US8237879 *May 11, 2009Aug 7, 2012Hannstar Display Corp.Pixel structure, liquid crystal display and operation method thereof
US20090284678 *May 11, 2009Nov 19, 2009Hannstar Display Corp.Pixel structure, liquid crystal display and operation method thereof
US20120200550 *Feb 3, 2011Aug 9, 2012Ernst LuederMeans and circuit to shorten the optical response time of liquid crystal displays
CN100538453CSep 25, 2006Sep 9, 2009瀚宇彩晶股份有限公司Pixel structure of liquid crystal device and driving method thereof
Classifications
U.S. Classification349/33, 349/177, 349/42, 345/92
International ClassificationG02F1/139, G09G3/36, G02F1/133
Cooperative ClassificationG02F1/1395, G09G2330/026, G09G2310/0245, G09G2300/0491, G09G3/3648
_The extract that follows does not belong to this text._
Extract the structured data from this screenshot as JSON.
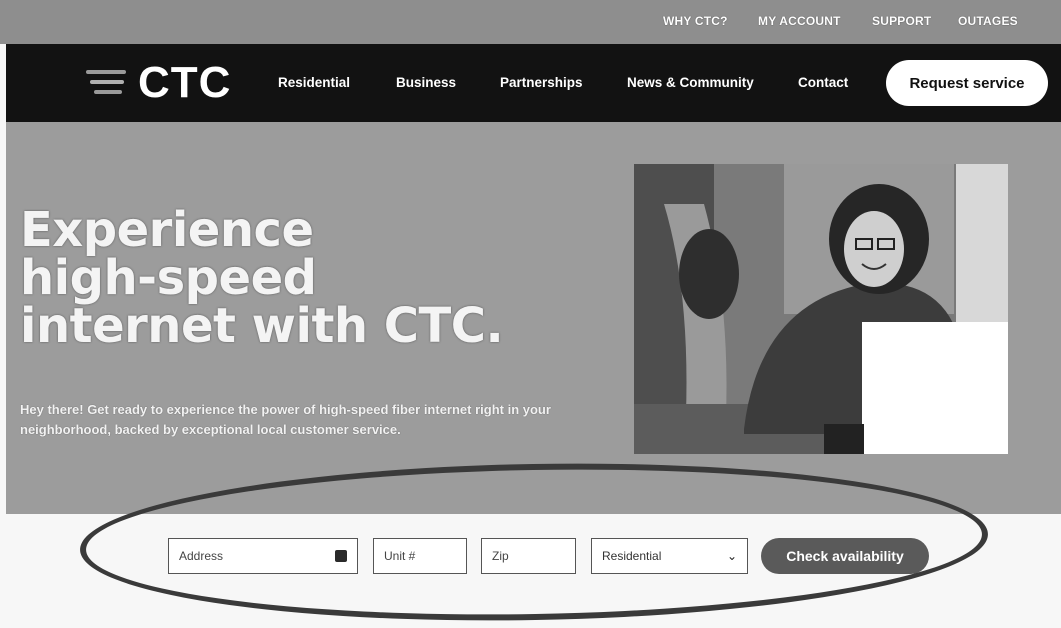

European ClassificationG09G3/36C8
Legal Events
DateCodeEventDescription
Apr 2, 2014ASAssignment
Free format text: CHANGE OF NAME;ASSIGNOR:CHIMEI INNOLUX CORPORATION;REEL/FRAME:032589/0585
Effective date: 20121219
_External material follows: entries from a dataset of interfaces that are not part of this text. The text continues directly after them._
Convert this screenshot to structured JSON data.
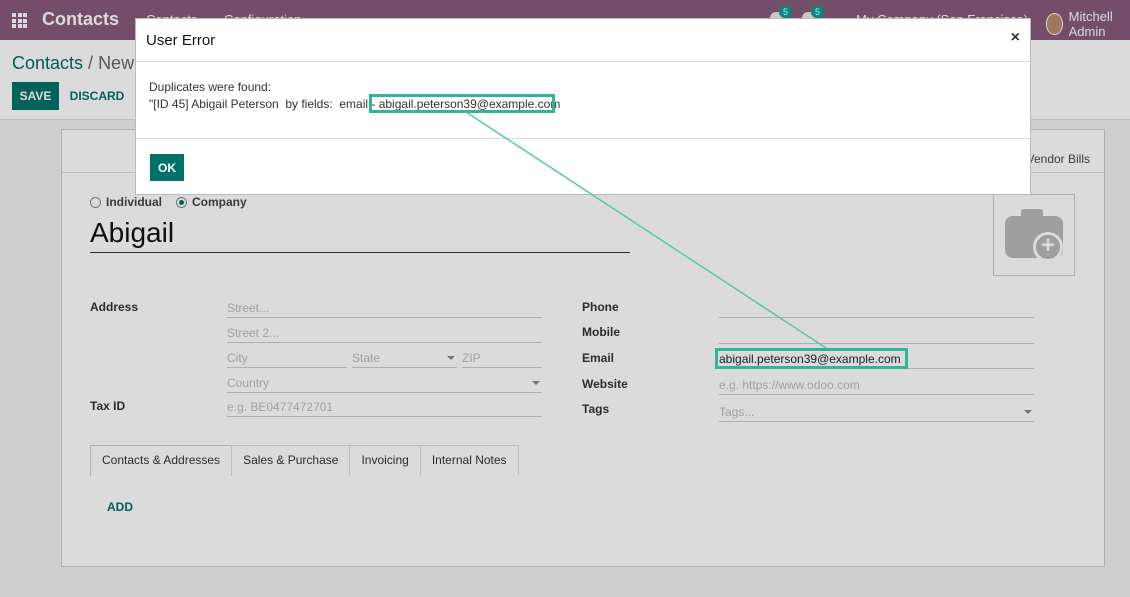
{
  "navbar": {
    "app_name": "Contacts",
    "menu_contacts": "Contacts",
    "menu_config": "Configuration",
    "messages_count": "5",
    "activities_count": "5",
    "company_switcher": "My Company (San Francisco)",
    "user_name": "Mitchell Admin"
  },
  "breadcrumb": {
    "root": "Contacts",
    "separator": " / ",
    "current": "New"
  },
  "toolbar": {
    "save_label": "SAVE",
    "discard_label": "DISCARD"
  },
  "smart_buttons": {
    "vendor_bills": "Vendor Bills"
  },
  "form": {
    "type_individual": "Individual",
    "type_company": "Company",
    "name": "Abigail",
    "address_label": "Address",
    "street_placeholder": "Street...",
    "street2_placeholder": "Street 2...",
    "city_placeholder": "City",
    "state_placeholder": "State",
    "zip_placeholder": "ZIP",
    "country_placeholder": "Country",
    "taxid_label": "Tax ID",
    "taxid_placeholder": "e.g. BE0477472701",
    "phone_label": "Phone",
    "mobile_label": "Mobile",
    "email_label": "Email",
    "email_value": "abigail.peterson39@example.com",
    "website_label": "Website",
    "website_placeholder": "e.g. https://www.odoo.com",
    "tags_label": "Tags",
    "tags_placeholder": "Tags..."
  },
  "tabs": [
    "Contacts & Addresses",
    "Sales & Purchase",
    "Invoicing",
    "Internal Notes"
  ],
  "add_label": "ADD",
  "modal": {
    "title": "User Error",
    "close": "×",
    "line1": "Duplicates were found:",
    "line2_prefix": "\"[ID 45] Abigail Peterson  by fields:  email - ",
    "line2_email": "abigail.peterson39@example.com",
    "ok_label": "OK"
  },
  "colors": {
    "navbar": "#875a7b",
    "primary": "#00716b",
    "highlight": "#2fb598"
  }
}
Owner name: INNOLUX CORPORATION, TAIWAN
Jun 21, 2011FPAYFee payment
Year of fee payment: 12
May 10, 2010ASAssignment
Free format text: MERGER;ASSIGNOR:CHI MEI OPTOELECTRONICS CORP.;REEL/FRAME:24358/221
Owner name: CHIMEI INNOLUX CORPORATION,TAIWAN
Effective date: 20100318
Free format text: MERGER;ASSIGNOR:CHI MEI OPTOELECTRONICS CORP.;REEL/FRAME:024358/0221
Owner name: CHIMEI INNOLUX CORPORATION, TAIWAN
Jun 21, 2007FPAYFee payment
Year of fee payment: 8
Jun 23, 2003FPAYFee payment
Year of fee payment: 4
Apr 23, 2003ASAssignment
Owner name: CHI MEI OPTOELECTRONICS CORPORATION, TAIWAN
Free format text: ASSIGNMENT OF ASSIGNORS INTEREST;ASSIGNOR:INTERNATIONAL BUSINESS MACHINES CORPORATION;REEL/FRAME:013986/0200
Effective date: 20030320
Owner name: CHI MEI OPTOELECTRONICS CORPORATION 2, SEC. 2, HUA
Apr 9, 1998ASAssignment
Owner name: INTERNATIONAL BUSINESS MACHINES CORPORATION, NEW Y
Free format text: ASSIGNMENT OF ASSIGNORS INTEREST;ASSIGNORS:NAKAMURA, HAJIME;NOGUCHI, MICHIKAZU;REEL/FRAME:009102/0661;SIGNING DATES FROM 19980319 TO 19980325